Contact us to discuss opportunitiesDarshan Pandit
BU Head - Sponsorship sales - BMJ India
BMJ regularly hosts roundtables that bring together international experts to outline, discuss and direct the conversation toward overcoming common clinical challenges.
On 24 August 2022, we delivered a specialist roundtable. Senior leaders from government, private sector, hospital and professional associations and key representative bodies, attended to explore “how can disruptive innovation of secondary and tertiary care in India drive better patient experience.”
As India strives to offer world-class, affordable care for its 1.4 billion citizens, it faces critical challenges in healthcare infrastructure, workforce capacity and affordability. The World Health Organization recommends that there are 2.5 doctors for every 1000 patients.
In India, less than a quarter of doctors (0.7 per 1,000 patients) and a sixth of hospital beds are available (0.5 compared to 3.0 per 1,000 people). India needs innovative approaches to address this challenge more rapidly. Demand and supply gaps in secondary and tertiary care exist as up to 60% of health facilities are concentrated in a handful of large cities across the country.
Presently, 30%-35% of patients in India undergo surgery compared to 60%-65% globally. Similarly, only 15%-20% of patients in India undergo radiation therapy against 40%-50% globally.
Drivers of growth
Expanding initiatives like Ayushman Bharat (PM-JAY) will boost requirements for healthcare personnel in larger cities and Tier 2 and Tier 3 towns and villages. India will therefore need to increase the numbers of trained health personnel across various categories to achieve a ratio of at least 2.5 doctors and five nurses per 1,000 people by 2034.
Emerging technologies can assist delivery of more efficient and affordable patient care but to truly reach all of India’s population requires more than telehealth or digital healthcare apps.
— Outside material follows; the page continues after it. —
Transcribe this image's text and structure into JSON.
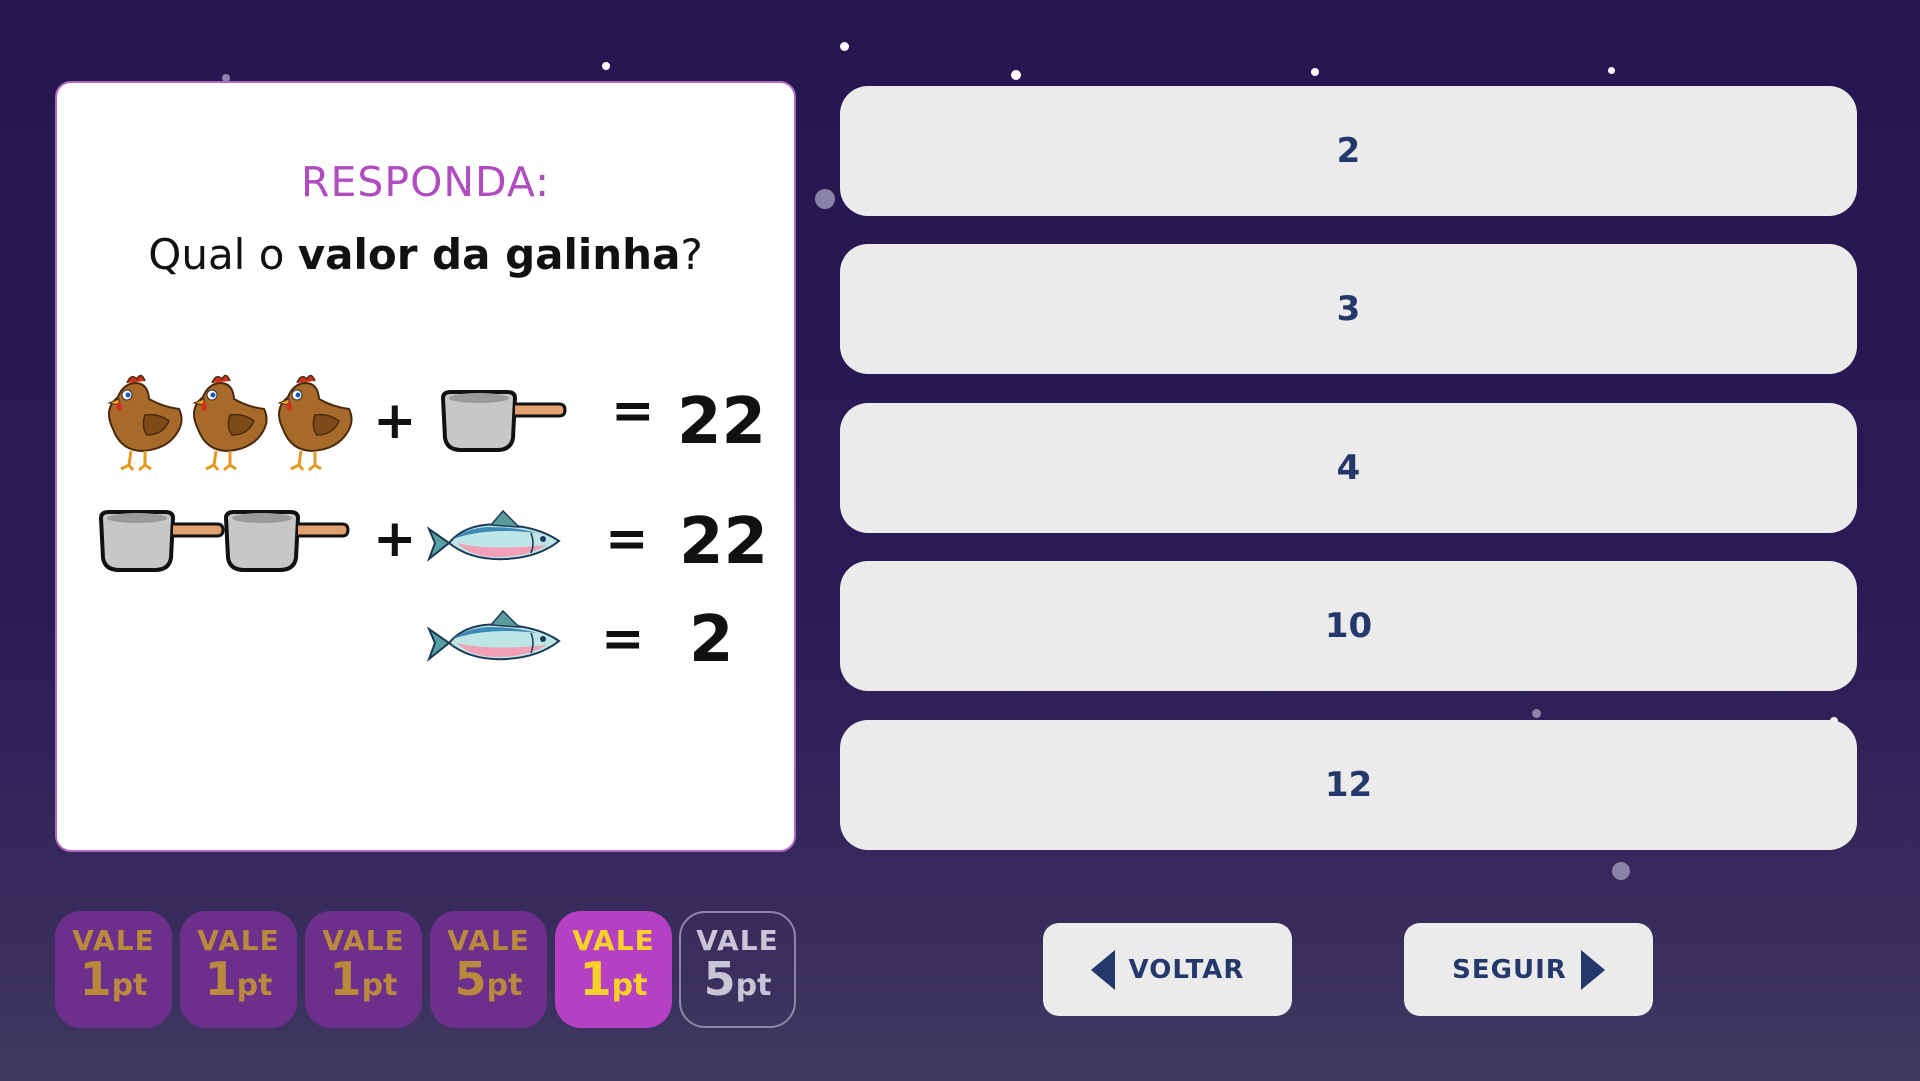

Innovative approaches are needed to overcome historical financial, geographic and social barriers to healthcare access; tackle health structures weighted towards secondary and tertiary care; to build capacity despite workforce shortages and limited rural infrastructure.
Objectives of the Roundtable
Vision on upgrading of clinicians for super speciality